**Assignment**
Say how many lines in the entries below have the word "authorize" in them, giving only the number.

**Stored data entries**

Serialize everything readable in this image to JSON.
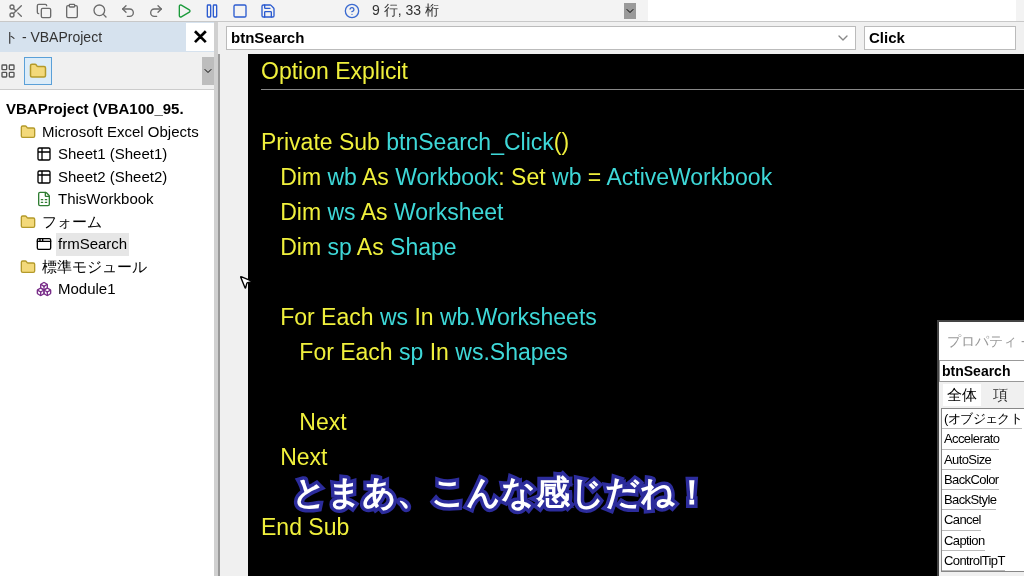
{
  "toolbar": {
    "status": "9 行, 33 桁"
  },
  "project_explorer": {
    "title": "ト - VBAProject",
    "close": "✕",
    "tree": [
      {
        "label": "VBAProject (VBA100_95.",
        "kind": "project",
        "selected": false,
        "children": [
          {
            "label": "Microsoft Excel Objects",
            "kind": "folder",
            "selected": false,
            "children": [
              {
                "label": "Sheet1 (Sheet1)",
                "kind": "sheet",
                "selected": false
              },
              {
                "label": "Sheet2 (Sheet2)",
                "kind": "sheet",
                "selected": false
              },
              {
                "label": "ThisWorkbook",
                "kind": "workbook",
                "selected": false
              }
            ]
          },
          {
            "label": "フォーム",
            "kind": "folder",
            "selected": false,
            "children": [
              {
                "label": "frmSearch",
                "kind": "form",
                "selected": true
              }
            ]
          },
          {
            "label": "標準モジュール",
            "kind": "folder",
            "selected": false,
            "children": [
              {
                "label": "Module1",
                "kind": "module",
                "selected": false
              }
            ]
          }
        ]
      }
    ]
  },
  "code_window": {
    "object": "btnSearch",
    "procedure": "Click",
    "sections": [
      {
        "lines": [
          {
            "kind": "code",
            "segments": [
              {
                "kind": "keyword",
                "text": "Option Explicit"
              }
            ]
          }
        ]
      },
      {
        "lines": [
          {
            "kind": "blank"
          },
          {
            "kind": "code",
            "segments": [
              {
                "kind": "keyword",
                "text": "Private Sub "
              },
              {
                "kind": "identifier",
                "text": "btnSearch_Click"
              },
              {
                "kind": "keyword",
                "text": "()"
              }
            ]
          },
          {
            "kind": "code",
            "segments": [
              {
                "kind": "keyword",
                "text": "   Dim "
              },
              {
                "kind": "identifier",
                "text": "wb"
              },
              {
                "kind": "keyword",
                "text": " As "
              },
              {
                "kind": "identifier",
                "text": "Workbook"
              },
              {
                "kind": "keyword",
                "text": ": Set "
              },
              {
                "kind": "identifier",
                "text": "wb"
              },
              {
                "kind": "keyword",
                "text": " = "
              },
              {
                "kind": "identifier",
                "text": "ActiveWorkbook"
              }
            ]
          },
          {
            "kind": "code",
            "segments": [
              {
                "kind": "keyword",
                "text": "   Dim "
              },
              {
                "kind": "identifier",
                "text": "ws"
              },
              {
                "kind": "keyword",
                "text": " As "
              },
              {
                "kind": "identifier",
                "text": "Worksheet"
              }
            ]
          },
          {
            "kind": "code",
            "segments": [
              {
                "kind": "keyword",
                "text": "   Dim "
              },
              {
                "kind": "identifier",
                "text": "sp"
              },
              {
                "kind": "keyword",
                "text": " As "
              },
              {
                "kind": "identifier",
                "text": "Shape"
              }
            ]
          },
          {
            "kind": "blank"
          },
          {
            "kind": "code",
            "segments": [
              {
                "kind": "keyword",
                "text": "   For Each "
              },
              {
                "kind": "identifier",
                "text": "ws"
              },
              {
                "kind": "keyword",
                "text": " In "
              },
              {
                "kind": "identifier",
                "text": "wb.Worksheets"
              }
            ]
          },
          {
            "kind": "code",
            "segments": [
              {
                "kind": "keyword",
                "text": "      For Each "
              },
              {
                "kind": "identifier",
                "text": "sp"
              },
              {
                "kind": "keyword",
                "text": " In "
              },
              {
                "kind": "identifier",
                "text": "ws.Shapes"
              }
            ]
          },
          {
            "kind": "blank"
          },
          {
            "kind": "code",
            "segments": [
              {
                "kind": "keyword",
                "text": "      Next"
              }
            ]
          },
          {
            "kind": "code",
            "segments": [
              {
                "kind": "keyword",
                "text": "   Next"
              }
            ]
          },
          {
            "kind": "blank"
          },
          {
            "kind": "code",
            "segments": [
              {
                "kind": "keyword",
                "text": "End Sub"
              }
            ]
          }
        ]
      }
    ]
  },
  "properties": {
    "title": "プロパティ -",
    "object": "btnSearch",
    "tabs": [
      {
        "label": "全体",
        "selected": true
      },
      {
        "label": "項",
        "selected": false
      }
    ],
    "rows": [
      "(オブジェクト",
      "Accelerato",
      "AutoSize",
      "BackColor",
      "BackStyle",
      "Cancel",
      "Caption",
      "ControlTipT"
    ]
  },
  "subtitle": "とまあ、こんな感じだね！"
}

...

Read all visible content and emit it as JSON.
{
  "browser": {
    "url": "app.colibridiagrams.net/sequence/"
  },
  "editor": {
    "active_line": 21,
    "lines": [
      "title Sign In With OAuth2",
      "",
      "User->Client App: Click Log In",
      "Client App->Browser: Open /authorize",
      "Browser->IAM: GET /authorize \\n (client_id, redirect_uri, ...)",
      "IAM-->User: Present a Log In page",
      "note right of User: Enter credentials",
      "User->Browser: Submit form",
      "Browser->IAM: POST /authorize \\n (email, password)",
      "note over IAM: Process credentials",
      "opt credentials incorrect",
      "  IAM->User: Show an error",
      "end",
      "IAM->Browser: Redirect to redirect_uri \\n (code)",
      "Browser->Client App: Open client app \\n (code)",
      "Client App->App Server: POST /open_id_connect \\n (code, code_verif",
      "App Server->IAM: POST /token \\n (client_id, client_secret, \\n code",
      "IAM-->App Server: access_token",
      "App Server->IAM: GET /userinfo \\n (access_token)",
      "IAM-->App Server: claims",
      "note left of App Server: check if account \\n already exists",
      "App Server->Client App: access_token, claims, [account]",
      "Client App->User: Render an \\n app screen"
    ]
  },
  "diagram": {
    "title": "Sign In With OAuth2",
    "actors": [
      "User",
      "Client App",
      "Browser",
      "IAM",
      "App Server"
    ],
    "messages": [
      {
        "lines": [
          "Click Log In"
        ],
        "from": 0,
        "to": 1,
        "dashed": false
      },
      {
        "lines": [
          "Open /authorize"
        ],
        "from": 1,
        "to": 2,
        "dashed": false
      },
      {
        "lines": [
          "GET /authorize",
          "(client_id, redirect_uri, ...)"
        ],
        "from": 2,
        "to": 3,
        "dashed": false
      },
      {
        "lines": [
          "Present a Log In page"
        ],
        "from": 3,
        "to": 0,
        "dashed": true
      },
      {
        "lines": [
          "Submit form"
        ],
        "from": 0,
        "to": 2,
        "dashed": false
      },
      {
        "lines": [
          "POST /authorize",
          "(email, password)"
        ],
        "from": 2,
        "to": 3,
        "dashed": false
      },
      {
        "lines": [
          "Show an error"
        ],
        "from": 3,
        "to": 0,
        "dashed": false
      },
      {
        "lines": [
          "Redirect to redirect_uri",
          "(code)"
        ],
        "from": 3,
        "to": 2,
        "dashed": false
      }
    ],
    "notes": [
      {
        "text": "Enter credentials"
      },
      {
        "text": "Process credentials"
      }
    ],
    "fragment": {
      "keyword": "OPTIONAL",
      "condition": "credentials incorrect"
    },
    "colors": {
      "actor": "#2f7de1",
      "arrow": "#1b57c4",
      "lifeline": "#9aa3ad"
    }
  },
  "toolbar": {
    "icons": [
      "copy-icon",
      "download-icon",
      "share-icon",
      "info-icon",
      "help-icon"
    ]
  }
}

**Response below**
6